§ ENTRIES PROVIDED:
***

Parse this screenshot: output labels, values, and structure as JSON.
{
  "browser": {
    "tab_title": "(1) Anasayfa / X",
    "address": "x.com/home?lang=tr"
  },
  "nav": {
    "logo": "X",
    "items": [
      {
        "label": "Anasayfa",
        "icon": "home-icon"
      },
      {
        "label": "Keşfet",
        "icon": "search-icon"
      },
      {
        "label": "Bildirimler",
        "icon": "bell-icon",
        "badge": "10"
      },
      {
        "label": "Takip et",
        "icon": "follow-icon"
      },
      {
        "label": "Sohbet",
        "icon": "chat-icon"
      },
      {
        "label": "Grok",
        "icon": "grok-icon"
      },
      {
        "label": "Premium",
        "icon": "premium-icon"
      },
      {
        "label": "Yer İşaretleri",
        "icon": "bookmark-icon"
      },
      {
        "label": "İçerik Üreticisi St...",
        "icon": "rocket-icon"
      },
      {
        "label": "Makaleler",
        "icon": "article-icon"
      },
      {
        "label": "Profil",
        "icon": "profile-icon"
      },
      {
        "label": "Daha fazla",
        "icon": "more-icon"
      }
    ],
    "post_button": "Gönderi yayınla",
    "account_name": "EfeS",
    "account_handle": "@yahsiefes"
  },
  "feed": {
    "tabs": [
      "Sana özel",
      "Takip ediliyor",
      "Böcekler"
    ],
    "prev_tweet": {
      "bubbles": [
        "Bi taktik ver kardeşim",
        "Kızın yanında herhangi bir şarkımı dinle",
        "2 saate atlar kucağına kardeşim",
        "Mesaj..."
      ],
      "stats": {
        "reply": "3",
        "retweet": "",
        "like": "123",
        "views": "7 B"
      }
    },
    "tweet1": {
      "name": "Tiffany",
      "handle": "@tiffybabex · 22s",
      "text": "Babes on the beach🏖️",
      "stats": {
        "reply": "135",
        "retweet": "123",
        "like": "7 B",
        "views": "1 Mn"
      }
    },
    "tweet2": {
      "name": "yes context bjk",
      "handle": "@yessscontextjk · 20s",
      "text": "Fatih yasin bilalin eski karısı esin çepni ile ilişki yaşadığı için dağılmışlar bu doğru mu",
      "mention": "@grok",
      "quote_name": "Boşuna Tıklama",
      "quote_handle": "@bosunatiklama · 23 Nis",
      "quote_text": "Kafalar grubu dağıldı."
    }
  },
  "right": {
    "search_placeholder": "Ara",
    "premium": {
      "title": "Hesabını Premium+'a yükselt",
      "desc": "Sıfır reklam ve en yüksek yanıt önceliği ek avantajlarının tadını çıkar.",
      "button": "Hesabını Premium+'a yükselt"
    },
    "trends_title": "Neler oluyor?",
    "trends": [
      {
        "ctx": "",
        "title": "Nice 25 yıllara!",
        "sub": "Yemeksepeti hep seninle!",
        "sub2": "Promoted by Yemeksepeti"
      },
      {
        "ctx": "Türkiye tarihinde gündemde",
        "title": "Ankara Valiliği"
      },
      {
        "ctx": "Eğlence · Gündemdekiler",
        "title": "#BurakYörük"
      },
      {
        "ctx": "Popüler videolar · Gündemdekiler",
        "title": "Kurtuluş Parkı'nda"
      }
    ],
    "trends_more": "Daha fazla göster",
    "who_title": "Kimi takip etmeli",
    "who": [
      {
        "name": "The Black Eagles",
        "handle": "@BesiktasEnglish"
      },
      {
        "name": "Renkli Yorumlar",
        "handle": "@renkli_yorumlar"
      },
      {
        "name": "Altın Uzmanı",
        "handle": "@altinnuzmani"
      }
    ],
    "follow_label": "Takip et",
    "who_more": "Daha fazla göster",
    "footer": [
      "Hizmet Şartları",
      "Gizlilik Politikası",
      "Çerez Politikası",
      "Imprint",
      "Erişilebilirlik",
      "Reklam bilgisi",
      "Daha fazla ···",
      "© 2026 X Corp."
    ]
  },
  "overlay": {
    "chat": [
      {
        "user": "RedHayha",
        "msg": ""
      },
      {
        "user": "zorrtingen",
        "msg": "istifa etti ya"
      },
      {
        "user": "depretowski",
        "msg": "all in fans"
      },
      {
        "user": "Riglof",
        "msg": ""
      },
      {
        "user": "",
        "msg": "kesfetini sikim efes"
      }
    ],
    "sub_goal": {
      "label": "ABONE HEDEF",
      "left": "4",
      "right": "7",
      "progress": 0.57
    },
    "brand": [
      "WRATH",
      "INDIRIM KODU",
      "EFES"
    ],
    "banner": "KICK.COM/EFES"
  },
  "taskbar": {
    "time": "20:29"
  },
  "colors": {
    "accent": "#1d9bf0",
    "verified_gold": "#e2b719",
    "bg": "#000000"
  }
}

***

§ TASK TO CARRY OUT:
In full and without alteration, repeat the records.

§ SOLUTION:
Parse this screenshot: output labels, values, and structure as JSON.
{
  "browser": {
    "tab_title": "(1) Anasayfa / X",
    "address": "x.com/home?lang=tr"
  },
  "nav": {
    "logo": "X",
    "items": [
      {
        "label": "Anasayfa",
        "icon": "home-icon"
      },
      {
        "label": "Keşfet",
        "icon": "search-icon"
      },
      {
        "label": "Bildirimler",
        "icon": "bell-icon",
        "badge": "10"
      },
      {
        "label": "Takip et",
        "icon": "follow-icon"
      },
      {
        "label": "Sohbet",
        "icon": "chat-icon"
      },
      {
        "label": "Grok",
        "icon": "grok-icon"
      },
      {
        "label": "Premium",
        "icon": "premium-icon"
      },
      {
        "label": "Yer İşaretleri",
        "icon": "bookmark-icon"
      },
      {
        "label": "İçerik Üreticisi St...",
        "icon": "rocket-icon"
      },
      {
        "label": "Makaleler",
        "icon": "article-icon"
      },
      {
        "label": "Profil",
        "icon": "profile-icon"
      },
      {
        "label": "Daha fazla",
        "icon": "more-icon"
      }
    ],
    "post_button": "Gönderi yayınla",
    "account_name": "EfeS",
    "account_handle": "@yahsiefes"
  },
  "feed": {
    "tabs": [
      "Sana özel",
      "Takip ediliyor",
      "Böcekler"
    ],
    "prev_tweet": {
      "bubbles": [
        "Bi taktik ver kardeşim",
        "Kızın yanında herhangi bir şarkımı dinle",
        "2 saate atlar kucağına kardeşim",
        "Mesaj..."
      ],
      "stats": {
        "reply": "3",
        "retweet": "",
        "like": "123",
        "views": "7 B"
      }
    },
    "tweet1": {
      "name": "Tiffany",
      "handle": "@tiffybabex · 22s",
      "text": "Babes on the beach🏖️",
      "stats": {
        "reply": "135",
        "retweet": "123",
        "like": "7 B",
        "views": "1 Mn"
      }
    },
    "tweet2": {
      "name": "yes context bjk",
      "handle": "@yessscontextjk · 20s",
      "text": "Fatih yasin bilalin eski karısı esin çepni ile ilişki yaşadığı için dağılmışlar bu doğru mu",
      "mention": "@grok",
      "quote_name": "Boşuna Tıklama",
      "quote_handle": "@bosunatiklama · 23 Nis",
      "quote_text": "Kafalar grubu dağıldı."
    }
  },
  "right": {
    "search_placeholder": "Ara",
    "premium": {
      "title": "Hesabını Premium+'a yükselt",
      "desc": "Sıfır reklam ve en yüksek yanıt önceliği ek avantajlarının tadını çıkar.",
      "button": "Hesabını Premium+'a yükselt"
    },
    "trends_title": "Neler oluyor?",
    "trends": [
      {
        "ctx": "",
        "title": "Nice 25 yıllara!",
        "sub": "Yemeksepeti hep seninle!",
        "sub2": "Promoted by Yemeksepeti"
      },
      {
        "ctx": "Türkiye tarihinde gündemde",
        "title": "Ankara Valiliği"
      },
      {
        "ctx": "Eğlence · Gündemdekiler",
        "title": "#BurakYörük"
      },
      {
        "ctx": "Popüler videolar · Gündemdekiler",
        "title": "Kurtuluş Parkı'nda"
      }
    ],
    "trends_more": "Daha fazla göster",
    "who_title": "Kimi takip etmeli",
    "who": [
      {
        "name": "The Black Eagles",
        "handle": "@BesiktasEnglish"
      },
      {
        "name": "Renkli Yorumlar",
        "handle": "@renkli_yorumlar"
      },
      {
        "name": "Altın Uzmanı",
        "handle": "@altinnuzmani"
      }
    ],
    "follow_label": "Takip et",
    "who_more": "Daha fazla göster",
    "footer": [
      "Hizmet Şartları",
      "Gizlilik Politikası",
      "Çerez Politikası",
      "Imprint",
      "Erişilebilirlik",
      "Reklam bilgisi",
      "Daha fazla ···",
      "© 2026 X Corp."
    ]
  },
  "overlay": {
    "chat": [
      {
        "user": "RedHayha",
        "msg": ""
      },
      {
        "user": "zorrtingen",
        "msg": "istifa etti ya"
      },
      {
        "user": "depretowski",
        "msg": "all in fans"
      },
      {
        "user": "Riglof",
        "msg": ""
      },
      {
        "user": "",
        "msg": "kesfetini sikim efes"
      }
    ],
    "sub_goal": {
      "label": "ABONE HEDEF",
      "left": "4",
      "right": "7",
      "progress": 0.57
    },
    "brand": [
      "WRATH",
      "INDIRIM KODU",
      "EFES"
    ],
    "banner": "KICK.COM/EFES"
  },
  "taskbar": {
    "time": "20:29"
  },
  "colors": {
    "accent": "#1d9bf0",
    "verified_gold": "#e2b719",
    "bg": "#000000"
  }
}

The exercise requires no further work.